The mantra “Om namo Bhagavate Vasudevaya” fascinated me greatly in my early days; it so delighted me that I had always a vision of Sri Krishna in my mind. I had a premonition that this body would pass away in its fortieth year, and I wanted to have a darshan of the Lord before that time. I fasted and practised devotion to Vasudeva incessantly; I read Sri Bhagavad Gita and Srimad Bhagavatam with great delight. Then when I read in the Gita “Jnani tu atmaiva me matam” (In my view, the Jnani is my own Self ) I was greatly delighted. This line of thought came to me: “While I have at hand Bhagavan Sri Ramana, who is Himself Vasudeva, why should I worship Vasudeva separately?” Be it noted that all this was in my early days before settling with Bhagavan at His Ashram. So I wanted one single mantra, a single worship (devata), and a single scripture, so that there might be no conflict of loyalties. Sri Ramana Paramatman became easily the God to worship, His collected works easily became the gospel; as for the mantra, it struck me intuitively that “Om namo Bhagavate Sri Ramanaya” might be an exact parallel to “Om namo Bhagavate vasudevaya.”
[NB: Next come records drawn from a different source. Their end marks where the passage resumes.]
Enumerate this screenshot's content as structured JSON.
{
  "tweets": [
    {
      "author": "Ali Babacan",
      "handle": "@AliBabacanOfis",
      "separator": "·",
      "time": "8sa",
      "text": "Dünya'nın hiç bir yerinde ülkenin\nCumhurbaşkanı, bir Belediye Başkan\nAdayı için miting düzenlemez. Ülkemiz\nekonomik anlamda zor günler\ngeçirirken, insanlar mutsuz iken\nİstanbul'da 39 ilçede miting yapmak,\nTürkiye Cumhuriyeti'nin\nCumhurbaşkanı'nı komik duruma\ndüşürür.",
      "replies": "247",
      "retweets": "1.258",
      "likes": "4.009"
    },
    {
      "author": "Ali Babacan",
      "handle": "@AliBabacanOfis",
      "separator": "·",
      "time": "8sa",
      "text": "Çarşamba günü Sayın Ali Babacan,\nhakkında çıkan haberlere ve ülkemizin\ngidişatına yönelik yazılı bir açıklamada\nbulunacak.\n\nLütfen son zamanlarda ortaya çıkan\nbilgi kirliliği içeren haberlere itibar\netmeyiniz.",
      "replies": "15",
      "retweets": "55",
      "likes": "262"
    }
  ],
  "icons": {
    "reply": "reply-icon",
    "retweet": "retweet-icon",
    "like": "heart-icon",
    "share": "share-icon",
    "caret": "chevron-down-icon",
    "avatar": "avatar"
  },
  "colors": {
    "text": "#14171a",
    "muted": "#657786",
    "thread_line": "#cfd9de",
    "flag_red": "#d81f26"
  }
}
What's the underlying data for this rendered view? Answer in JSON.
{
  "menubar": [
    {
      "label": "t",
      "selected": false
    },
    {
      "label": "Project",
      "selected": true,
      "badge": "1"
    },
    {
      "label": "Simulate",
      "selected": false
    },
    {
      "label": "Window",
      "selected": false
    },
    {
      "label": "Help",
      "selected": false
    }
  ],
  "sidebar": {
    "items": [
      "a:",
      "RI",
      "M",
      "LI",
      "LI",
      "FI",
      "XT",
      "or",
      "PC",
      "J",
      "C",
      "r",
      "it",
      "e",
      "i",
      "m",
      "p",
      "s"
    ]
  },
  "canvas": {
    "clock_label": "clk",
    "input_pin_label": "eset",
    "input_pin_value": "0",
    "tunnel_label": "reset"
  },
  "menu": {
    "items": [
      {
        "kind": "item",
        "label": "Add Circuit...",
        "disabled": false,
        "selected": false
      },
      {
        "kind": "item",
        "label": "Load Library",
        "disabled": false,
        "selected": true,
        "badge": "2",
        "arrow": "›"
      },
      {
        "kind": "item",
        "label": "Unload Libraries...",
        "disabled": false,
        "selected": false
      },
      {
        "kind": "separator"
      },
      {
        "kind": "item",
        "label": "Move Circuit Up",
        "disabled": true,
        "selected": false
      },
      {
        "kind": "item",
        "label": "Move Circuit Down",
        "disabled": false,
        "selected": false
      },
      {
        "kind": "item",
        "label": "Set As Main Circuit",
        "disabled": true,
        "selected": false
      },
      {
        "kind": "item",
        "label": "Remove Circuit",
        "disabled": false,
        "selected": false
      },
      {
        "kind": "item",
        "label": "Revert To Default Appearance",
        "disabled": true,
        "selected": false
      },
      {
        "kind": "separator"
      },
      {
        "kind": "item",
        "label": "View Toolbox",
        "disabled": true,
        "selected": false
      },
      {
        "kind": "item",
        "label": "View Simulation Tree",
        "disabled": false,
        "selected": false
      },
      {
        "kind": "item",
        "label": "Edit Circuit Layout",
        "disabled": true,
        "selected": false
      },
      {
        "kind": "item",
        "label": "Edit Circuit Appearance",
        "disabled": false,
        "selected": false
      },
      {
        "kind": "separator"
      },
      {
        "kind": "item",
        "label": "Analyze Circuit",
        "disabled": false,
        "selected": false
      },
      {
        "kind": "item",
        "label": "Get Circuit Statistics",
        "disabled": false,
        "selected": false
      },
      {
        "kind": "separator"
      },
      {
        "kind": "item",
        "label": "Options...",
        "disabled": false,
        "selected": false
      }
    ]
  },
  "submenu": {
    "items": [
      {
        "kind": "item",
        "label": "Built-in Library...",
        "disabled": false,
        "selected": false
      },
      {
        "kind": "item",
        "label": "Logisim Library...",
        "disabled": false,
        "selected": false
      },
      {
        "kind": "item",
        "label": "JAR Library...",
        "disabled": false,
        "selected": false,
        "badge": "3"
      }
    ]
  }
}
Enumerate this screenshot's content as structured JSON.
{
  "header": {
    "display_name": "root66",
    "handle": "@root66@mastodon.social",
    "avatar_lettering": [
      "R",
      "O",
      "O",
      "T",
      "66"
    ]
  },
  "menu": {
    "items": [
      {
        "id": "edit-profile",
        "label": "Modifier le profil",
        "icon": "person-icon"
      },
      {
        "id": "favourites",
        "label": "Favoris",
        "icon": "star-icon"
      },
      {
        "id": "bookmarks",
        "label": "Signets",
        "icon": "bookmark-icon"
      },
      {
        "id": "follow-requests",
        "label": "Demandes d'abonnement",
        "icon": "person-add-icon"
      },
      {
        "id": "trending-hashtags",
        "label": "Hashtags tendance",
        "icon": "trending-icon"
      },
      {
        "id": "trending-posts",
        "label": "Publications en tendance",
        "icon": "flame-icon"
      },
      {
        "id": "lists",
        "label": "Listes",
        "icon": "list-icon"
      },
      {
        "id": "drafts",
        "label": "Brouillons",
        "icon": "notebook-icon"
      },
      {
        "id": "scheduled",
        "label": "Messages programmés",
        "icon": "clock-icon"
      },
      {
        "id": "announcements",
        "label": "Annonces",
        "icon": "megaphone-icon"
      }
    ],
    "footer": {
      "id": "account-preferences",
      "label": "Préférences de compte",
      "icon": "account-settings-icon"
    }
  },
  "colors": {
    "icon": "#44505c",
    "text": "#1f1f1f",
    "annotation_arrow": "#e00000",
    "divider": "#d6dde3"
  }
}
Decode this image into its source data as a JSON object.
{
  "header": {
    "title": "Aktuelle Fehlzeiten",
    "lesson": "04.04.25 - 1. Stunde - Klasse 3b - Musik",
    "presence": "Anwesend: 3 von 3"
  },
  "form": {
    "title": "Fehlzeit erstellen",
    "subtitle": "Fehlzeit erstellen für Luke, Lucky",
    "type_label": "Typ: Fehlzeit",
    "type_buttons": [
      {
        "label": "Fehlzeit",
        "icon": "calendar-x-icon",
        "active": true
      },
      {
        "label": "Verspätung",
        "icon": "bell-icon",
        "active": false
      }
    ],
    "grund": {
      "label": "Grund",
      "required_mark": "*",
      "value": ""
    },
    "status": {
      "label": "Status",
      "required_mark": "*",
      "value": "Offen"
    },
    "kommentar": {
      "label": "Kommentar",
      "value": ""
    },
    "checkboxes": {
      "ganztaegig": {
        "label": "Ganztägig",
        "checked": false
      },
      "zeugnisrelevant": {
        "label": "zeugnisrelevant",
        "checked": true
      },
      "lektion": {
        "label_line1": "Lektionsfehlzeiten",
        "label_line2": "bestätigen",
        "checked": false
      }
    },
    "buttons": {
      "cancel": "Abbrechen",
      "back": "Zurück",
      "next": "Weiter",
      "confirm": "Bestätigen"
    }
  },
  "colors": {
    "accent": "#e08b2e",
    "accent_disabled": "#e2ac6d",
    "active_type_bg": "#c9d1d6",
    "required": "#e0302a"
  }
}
I counted the letters in this new mantra, and was very happy to find it also contained twelve letters; I told this all to Sri Bhagavan, and He gave the mantra His approval.

Advanced practisers (sadhaks) and thinkers may laugh at this and say: “Why do you need a mantra while the Ocean of Bliss is there to be immersed into directly?” I confess that in this I was trying to conform to the traditional method of practice (upasana) which forms one of the main elements in bhakti (devotion). Bhagavan has revealed His true nature as the All-Witness; yet there is the explicit injunction that Advaita must be only in the attitude and never be interpreted in outer action.

This is how the mantra first came out.